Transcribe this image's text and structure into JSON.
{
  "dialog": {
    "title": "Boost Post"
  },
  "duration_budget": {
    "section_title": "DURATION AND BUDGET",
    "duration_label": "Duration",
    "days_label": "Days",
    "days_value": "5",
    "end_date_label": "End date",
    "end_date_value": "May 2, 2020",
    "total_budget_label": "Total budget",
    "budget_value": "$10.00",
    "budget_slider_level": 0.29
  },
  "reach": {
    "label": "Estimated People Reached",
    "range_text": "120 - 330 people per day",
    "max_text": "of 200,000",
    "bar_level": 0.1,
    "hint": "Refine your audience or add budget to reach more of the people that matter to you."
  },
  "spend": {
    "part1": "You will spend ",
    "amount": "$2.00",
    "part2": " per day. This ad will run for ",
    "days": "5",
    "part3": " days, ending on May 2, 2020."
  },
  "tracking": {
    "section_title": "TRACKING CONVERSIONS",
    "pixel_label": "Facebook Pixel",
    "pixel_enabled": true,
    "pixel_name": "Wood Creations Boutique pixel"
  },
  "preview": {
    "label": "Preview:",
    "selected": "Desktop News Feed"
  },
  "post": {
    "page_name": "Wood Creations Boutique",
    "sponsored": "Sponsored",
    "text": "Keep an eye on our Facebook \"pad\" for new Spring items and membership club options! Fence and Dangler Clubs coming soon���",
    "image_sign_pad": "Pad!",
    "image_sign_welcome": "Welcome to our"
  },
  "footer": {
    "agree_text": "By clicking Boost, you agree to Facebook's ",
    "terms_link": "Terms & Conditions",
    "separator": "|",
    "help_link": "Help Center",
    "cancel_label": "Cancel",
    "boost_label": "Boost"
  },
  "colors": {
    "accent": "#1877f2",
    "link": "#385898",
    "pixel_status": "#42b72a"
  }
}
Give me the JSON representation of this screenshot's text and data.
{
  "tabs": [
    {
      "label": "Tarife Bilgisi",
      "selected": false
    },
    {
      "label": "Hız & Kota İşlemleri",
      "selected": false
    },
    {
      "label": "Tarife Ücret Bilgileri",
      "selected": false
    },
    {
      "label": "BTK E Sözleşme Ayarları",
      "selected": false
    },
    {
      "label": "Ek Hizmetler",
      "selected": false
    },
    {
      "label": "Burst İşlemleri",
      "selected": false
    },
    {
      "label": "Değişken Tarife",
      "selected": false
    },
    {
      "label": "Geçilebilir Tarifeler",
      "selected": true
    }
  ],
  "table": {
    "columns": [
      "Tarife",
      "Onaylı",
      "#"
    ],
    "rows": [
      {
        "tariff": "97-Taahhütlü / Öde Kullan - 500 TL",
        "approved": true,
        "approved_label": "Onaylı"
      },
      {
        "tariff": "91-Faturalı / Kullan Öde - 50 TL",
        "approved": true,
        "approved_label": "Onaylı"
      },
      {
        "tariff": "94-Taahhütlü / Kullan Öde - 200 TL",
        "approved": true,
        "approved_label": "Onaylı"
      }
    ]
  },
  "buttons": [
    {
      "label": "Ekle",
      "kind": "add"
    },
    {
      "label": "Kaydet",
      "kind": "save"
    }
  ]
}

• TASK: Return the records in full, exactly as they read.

• SOLUTION FOR THIS TASK:
Transcribe this image's text and structure into JSON.
{
  "dialog": {
    "title": "Boost Post"
  },
  "duration_budget": {
    "section_title": "DURATION AND BUDGET",
    "duration_label": "Duration",
    "days_label": "Days",
    "days_value": "5",
    "end_date_label": "End date",
    "end_date_value": "May 2, 2020",
    "total_budget_label": "Total budget",
    "budget_value": "$10.00",
    "budget_slider_level": 0.29
  },
  "reach": {
    "label": "Estimated People Reached",
    "range_text": "120 - 330 people per day",
    "max_text": "of 200,000",
    "bar_level": 0.1,
    "hint": "Refine your audience or add budget to reach more of the people that matter to you."
  },
  "spend": {
    "part1": "You will spend ",
    "amount": "$2.00",
    "part2": " per day. This ad will run for ",
    "days": "5",
    "part3": " days, ending on May 2, 2020."
  },
  "tracking": {
    "section_title": "TRACKING CONVERSIONS",
    "pixel_label": "Facebook Pixel",
    "pixel_enabled": true,
    "pixel_name": "Wood Creations Boutique pixel"
  },
  "preview": {
    "label": "Preview:",
    "selected": "Desktop News Feed"
  },
  "post": {
    "page_name": "Wood Creations Boutique",
    "sponsored": "Sponsored",
    "text": "Keep an eye on our Facebook \"pad\" for new Spring items and membership club options! Fence and Dangler Clubs coming soon���",
    "image_sign_pad": "Pad!",
    "image_sign_welcome": "Welcome to our"
  },
  "footer": {
    "agree_text": "By clicking Boost, you agree to Facebook's ",
    "terms_link": "Terms & Conditions",
    "separator": "|",
    "help_link": "Help Center",
    "cancel_label": "Cancel",
    "boost_label": "Boost"
  },
  "colors": {
    "accent": "#1877f2",
    "link": "#385898",
    "pixel_status": "#42b72a"
  }
}
Give me the JSON representation of this screenshot's text and data.
{
  "tabs": [
    {
      "label": "Tarife Bilgisi",
      "selected": false
    },
    {
      "label": "Hız & Kota İşlemleri",
      "selected": false
    },
    {
      "label": "Tarife Ücret Bilgileri",
      "selected": false
    },
    {
      "label": "BTK E Sözleşme Ayarları",
      "selected": false
    },
    {
      "label": "Ek Hizmetler",
      "selected": false
    },
    {
      "label": "Burst İşlemleri",
      "selected": false
    },
    {
      "label": "Değişken Tarife",
      "selected": false
    },
    {
      "label": "Geçilebilir Tarifeler",
      "selected": true
    }
  ],
  "table": {
    "columns": [
      "Tarife",
      "Onaylı",
      "#"
    ],
    "rows": [
      {
        "tariff": "97-Taahhütlü / Öde Kullan - 500 TL",
        "approved": true,
        "approved_label": "Onaylı"
      },
      {
        "tariff": "91-Faturalı / Kullan Öde - 50 TL",
        "approved": true,
        "approved_label": "Onaylı"
      },
      {
        "tariff": "94-Taahhütlü / Kullan Öde - 200 TL",
        "approved": true,
        "approved_label": "Onaylı"
      }
    ]
  },
  "buttons": [
    {
      "label": "Ekle",
      "kind": "add"
    },
    {
      "label": "Kaydet",
      "kind": "save"
    }
  ]
}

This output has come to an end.